- Opening Delimiter -

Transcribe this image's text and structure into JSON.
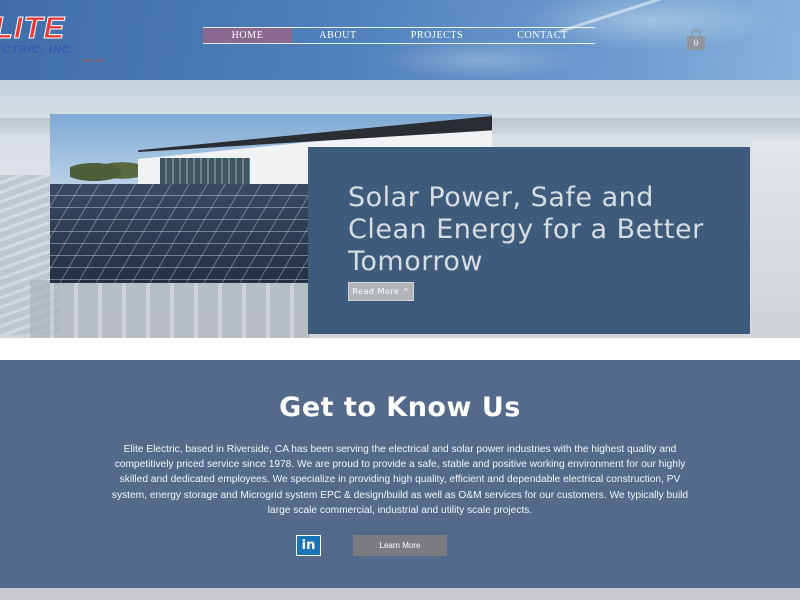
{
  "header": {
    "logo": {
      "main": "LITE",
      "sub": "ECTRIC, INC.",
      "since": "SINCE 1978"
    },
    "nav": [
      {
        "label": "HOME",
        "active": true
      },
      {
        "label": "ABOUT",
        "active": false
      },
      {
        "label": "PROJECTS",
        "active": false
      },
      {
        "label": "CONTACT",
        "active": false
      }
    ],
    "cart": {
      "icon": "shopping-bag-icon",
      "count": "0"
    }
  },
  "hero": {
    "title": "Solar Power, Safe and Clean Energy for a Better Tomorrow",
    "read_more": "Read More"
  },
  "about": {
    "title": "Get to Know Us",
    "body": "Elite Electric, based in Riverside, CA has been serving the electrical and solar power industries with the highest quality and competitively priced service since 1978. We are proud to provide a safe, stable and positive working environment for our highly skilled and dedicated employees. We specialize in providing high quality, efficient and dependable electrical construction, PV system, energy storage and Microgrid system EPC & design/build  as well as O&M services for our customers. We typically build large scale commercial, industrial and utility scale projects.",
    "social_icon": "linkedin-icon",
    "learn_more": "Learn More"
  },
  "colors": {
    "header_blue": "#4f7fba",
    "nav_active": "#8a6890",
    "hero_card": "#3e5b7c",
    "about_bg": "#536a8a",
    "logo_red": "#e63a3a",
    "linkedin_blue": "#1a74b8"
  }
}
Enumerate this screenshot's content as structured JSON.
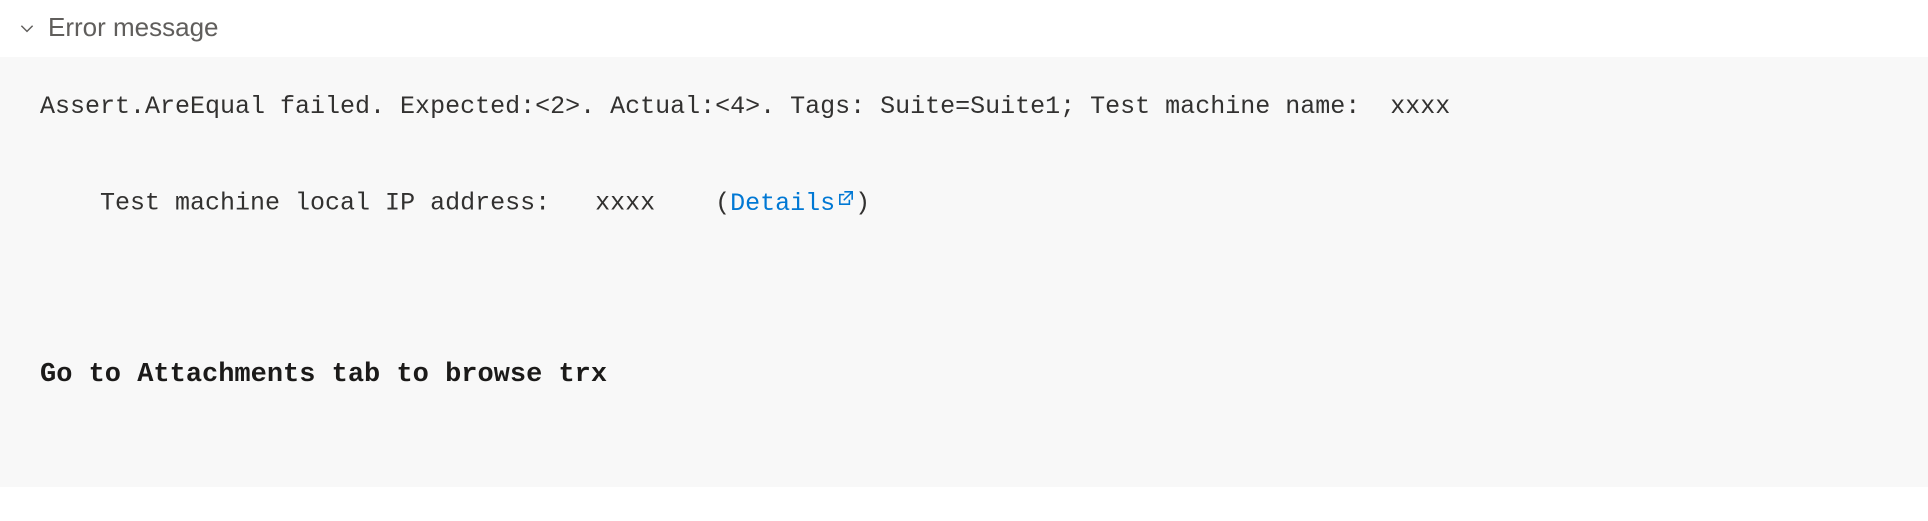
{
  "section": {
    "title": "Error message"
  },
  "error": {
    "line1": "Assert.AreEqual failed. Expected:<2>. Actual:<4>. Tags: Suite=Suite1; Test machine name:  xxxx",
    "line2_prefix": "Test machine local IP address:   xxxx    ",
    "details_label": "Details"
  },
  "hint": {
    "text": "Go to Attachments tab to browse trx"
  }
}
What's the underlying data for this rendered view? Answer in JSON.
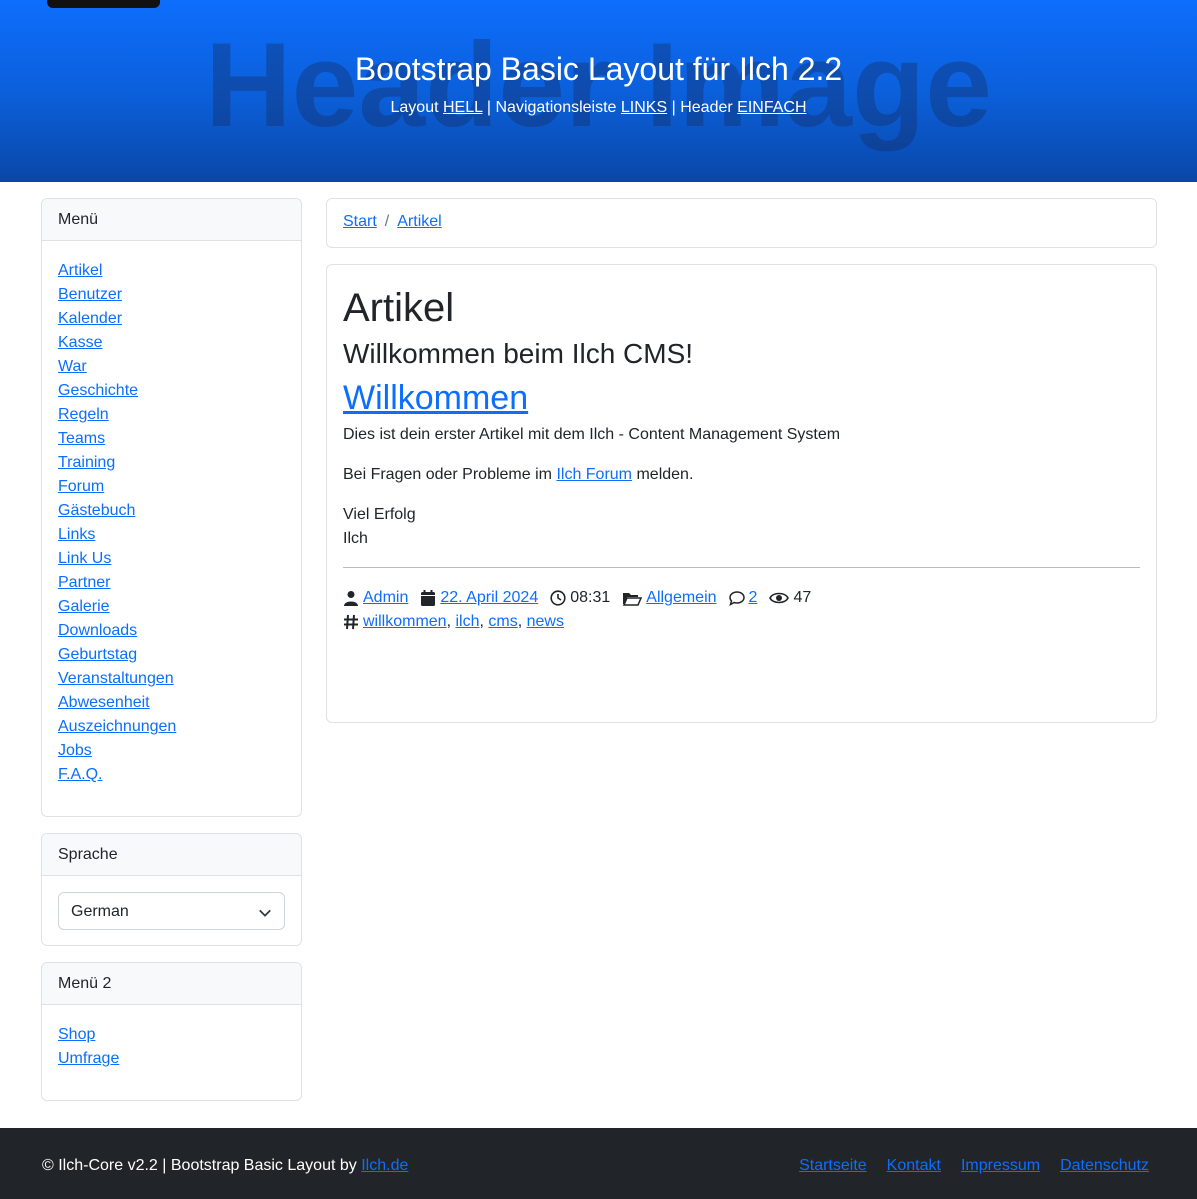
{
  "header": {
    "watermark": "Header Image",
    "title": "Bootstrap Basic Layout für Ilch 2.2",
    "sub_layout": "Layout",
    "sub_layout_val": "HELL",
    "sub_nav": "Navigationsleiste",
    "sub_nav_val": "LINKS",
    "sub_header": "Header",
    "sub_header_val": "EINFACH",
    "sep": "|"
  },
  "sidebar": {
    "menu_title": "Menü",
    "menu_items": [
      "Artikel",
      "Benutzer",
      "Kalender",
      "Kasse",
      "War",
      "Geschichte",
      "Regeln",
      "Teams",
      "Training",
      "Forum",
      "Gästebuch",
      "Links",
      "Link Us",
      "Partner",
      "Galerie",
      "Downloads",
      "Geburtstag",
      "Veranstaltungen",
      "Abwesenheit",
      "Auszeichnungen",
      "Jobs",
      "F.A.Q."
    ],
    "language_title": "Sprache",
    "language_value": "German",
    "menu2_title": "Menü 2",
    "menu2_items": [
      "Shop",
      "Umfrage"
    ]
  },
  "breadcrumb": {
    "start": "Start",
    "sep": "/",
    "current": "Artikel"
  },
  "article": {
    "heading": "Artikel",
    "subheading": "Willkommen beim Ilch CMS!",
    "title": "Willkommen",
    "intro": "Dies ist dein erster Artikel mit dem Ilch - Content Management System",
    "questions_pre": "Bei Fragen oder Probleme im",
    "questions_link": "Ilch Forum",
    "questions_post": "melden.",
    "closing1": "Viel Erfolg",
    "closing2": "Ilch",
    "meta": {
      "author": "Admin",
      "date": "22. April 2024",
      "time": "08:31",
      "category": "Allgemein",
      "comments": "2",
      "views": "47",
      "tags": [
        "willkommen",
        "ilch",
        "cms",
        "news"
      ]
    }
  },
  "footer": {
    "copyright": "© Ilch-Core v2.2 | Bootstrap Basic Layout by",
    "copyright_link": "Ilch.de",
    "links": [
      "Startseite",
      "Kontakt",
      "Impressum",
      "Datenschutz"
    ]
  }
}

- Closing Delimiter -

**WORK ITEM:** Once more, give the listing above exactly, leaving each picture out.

**ANSWER BOX:**
Transcribe this image's text and structure into JSON.
{
  "header": {
    "logo": {
      "main": "LITE",
      "sub": "ECTRIC, INC.",
      "since": "SINCE 1978"
    },
    "nav": [
      {
        "label": "HOME",
        "active": true
      },
      {
        "label": "ABOUT",
        "active": false
      },
      {
        "label": "PROJECTS",
        "active": false
      },
      {
        "label": "CONTACT",
        "active": false
      }
    ],
    "cart": {
      "icon": "shopping-bag-icon",
      "count": "0"
    }
  },
  "hero": {
    "title": "Solar Power, Safe and Clean Energy for a Better Tomorrow",
    "read_more": "Read More"
  },
  "about": {
    "title": "Get to Know Us",
    "body": "Elite Electric, based in Riverside, CA has been serving the electrical and solar power industries with the highest quality and competitively priced service since 1978. We are proud to provide a safe, stable and positive working environment for our highly skilled and dedicated employees. We specialize in providing high quality, efficient and dependable electrical construction, PV system, energy storage and Microgrid system EPC & design/build  as well as O&M services for our customers. We typically build large scale commercial, industrial and utility scale projects.",
    "social_icon": "linkedin-icon",
    "learn_more": "Learn More"
  },
  "colors": {
    "header_blue": "#4f7fba",
    "nav_active": "#8a6890",
    "hero_card": "#3e5b7c",
    "about_bg": "#536a8a",
    "logo_red": "#e63a3a",
    "linkedin_blue": "#1a74b8"
  }
}
Enumerate this screenshot's content as structured JSON.
{
  "section": {
    "title": "Error message"
  },
  "error": {
    "line1": "Assert.AreEqual failed. Expected:<2>. Actual:<4>. Tags: Suite=Suite1; Test machine name:  xxxx",
    "line2_prefix": "Test machine local IP address:   xxxx    ",
    "details_label": "Details"
  },
  "hint": {
    "text": "Go to Attachments tab to browse trx"
  }
}
What's the underlying data for this rendered view? Answer in JSON.
{
  "header": {
    "watermark": "Header Image",
    "title": "Bootstrap Basic Layout für Ilch 2.2",
    "sub_layout": "Layout",
    "sub_layout_val": "HELL",
    "sub_nav": "Navigationsleiste",
    "sub_nav_val": "LINKS",
    "sub_header": "Header",
    "sub_header_val": "EINFACH",
    "sep": "|"
  },
  "sidebar": {
    "menu_title": "Menü",
    "menu_items": [
      "Artikel",
      "Benutzer",
      "Kalender",
      "Kasse",
      "War",
      "Geschichte",
      "Regeln",
      "Teams",
      "Training",
      "Forum",
      "Gästebuch",
      "Links",
      "Link Us",
      "Partner",
      "Galerie",
      "Downloads",
      "Geburtstag",
      "Veranstaltungen",
      "Abwesenheit",
      "Auszeichnungen",
      "Jobs",
      "F.A.Q."
    ],
    "language_title": "Sprache",
    "language_value": "German",
    "menu2_title": "Menü 2",
    "menu2_items": [
      "Shop",
      "Umfrage"
    ]
  },
  "breadcrumb": {
    "start": "Start",
    "sep": "/",
    "current": "Artikel"
  },
  "article": {
    "heading": "Artikel",
    "subheading": "Willkommen beim Ilch CMS!",
    "title": "Willkommen",
    "intro": "Dies ist dein erster Artikel mit dem Ilch - Content Management System",
    "questions_pre": "Bei Fragen oder Probleme im",
    "questions_link": "Ilch Forum",
    "questions_post": "melden.",
    "closing1": "Viel Erfolg",
    "closing2": "Ilch",
    "meta": {
      "author": "Admin",
      "date": "22. April 2024",
      "time": "08:31",
      "category": "Allgemein",
      "comments": "2",
      "views": "47",
      "tags": [
        "willkommen",
        "ilch",
        "cms",
        "news"
      ]
    }
  },
  "footer": {
    "copyright": "© Ilch-Core v2.2 | Bootstrap Basic Layout by",
    "copyright_link": "Ilch.de",
    "links": [
      "Startseite",
      "Kontakt",
      "Impressum",
      "Datenschutz"
    ]
  }
}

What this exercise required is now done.